I had my mom stay with me and my husband for the first 10 days. She was my night nurse, my cook, and my support system. My husband was there to help too but wasn’t able to provide the level of emotional support my mom was able to give me. I cried A LOT those first couple of weeks. Sometimes for a good reason (my nipples are bleeding), and sometimes for no reason at all (a phone commercial). I felt mom guilt and inadequacy because of my trouble breast feeding and because even once it stopped hurting, I hated it. I still hate the thought of it. I wish I didn’t, but I did.


"And I felt angry a lot towards my daughter because I felt forced to do things I didn’t want to do by this innocent creature I hardly knew who just slept, ate and cried all day and night.. The anger and resentment was always coupled with guilt and self-loathing for having those feelings. It was a vicious circle."

After my mom left, I had an even harder time because I felt incredibly alone and isolated. I felt regretful, “Was this right choice? What if I shouldn’t have been a mom?” I found myself day dreaming about years past, when I had my freedom, took exciting trips, and didn’t have a little human I was responsible for. It was winter and in the first 2 months, I wasn’t able to go out much, which only exacerbated my depression. And I didn’t really have any friends with babies.


For all those reasons, I thought maybe I had postpartum depression. I took the quizzes, saw my OBGYN, but no, I didn’t. I was clinically fine. But a month had passed and I still wasn’t in love with my baby. I would ebb and flow between loving her and being amazed by her to wishing I never had a baby at all. There were nights she would NOT stop crying and nothing I did made a difference and I thought I was literally losing my mind.


I remember calling my mom asking, “Can a baby die from crying?” I’m pretty sure I googled it too (You google the most ridiculous things as a first time mom of a newborn.) And all the while, I felt like the shittiest mom and I felt bad for her that she was stuck with me.

I managed to hit a turning point between 2-3 months. A few things helped me get there.


1- I stopped exclusively breast feeding. This was the first game changer for me. Once I was able to share feeding duties, I felt more liberated. I had a moment where I decided it’s better for me to be happy and not resent my baby, than it was to continue to exclusively breast feed her. And once I stopped pumping… well at that point, I popped a champagne bottle!

2- She started to sleep more and cry less. I didn’t realize early on, I actually had an easy baby. Once we hit a sleeping groove and I got more sleep, I felt more human and less miserable.

3- I got perspective. I joined a mom group (online and also in person), and started hearing stories similar to and even worse than my own. Knowing there were so many other women going through the same thing made me feel like I was less of a psycho.

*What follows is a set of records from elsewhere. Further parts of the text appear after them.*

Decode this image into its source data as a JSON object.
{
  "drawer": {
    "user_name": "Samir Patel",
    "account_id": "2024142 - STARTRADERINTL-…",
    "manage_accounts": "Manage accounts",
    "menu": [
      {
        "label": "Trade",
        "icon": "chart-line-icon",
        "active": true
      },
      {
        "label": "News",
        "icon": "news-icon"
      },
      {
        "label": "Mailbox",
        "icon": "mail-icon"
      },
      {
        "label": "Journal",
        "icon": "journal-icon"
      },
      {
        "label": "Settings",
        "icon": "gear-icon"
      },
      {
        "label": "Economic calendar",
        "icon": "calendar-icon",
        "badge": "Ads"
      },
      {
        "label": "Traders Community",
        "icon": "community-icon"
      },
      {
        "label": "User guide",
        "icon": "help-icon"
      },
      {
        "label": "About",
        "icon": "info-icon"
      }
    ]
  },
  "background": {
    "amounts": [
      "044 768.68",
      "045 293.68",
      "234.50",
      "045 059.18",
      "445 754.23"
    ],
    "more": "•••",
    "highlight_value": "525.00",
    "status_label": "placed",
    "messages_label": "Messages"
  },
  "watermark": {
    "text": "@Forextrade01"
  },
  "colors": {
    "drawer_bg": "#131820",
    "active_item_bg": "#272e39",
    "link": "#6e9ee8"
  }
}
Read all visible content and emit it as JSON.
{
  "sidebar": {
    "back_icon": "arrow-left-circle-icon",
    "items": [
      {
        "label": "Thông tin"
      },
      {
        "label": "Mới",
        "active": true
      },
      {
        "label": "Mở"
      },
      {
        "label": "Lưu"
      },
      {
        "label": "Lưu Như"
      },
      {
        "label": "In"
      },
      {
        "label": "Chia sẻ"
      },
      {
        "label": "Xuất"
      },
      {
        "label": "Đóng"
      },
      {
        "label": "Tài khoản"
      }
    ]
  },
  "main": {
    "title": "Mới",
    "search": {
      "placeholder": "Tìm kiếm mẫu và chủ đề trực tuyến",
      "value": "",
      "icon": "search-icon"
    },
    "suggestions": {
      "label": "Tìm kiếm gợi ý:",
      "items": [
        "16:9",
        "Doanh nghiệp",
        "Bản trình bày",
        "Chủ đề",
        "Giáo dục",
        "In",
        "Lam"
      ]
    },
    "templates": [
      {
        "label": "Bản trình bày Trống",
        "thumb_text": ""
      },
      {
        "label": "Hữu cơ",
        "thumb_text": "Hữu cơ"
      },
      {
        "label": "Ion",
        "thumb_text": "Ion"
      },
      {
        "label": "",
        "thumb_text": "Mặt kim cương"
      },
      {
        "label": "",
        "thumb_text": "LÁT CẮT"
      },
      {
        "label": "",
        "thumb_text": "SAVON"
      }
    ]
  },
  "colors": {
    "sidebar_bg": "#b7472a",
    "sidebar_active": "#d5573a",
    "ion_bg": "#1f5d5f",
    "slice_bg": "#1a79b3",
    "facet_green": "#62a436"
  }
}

Being a mom is harder than anything anyone can fully explain to you. And even if they could, it’s hard for different reasons for every single person. There’s no way to fully prepare. In fact the more you think you’ve prepared, the harder time you’ll probably have.

I’ve come to believe it’s somewhat normal to not immediately love a human you’ve never met, who cries all the time, hurts your body and never lets you sleep. That newborn can put you through the kind of mental and physical torture I imagine they use when training marines.

But once you get the hang of it, get into a semblance of a rhythm, and start to really enjoy your baby in your own way, those tough months become a hazy memory.


Don’t set expectations for yourself
Parent in a way that works best for YOUR life
Get yourself a support system
Try and enjoy each phase for what it is, because for better or for worse…
This too shall pass, this too shall pass, this too shall pass…

©2019 by Authentically Me. Proudly created with Wix.com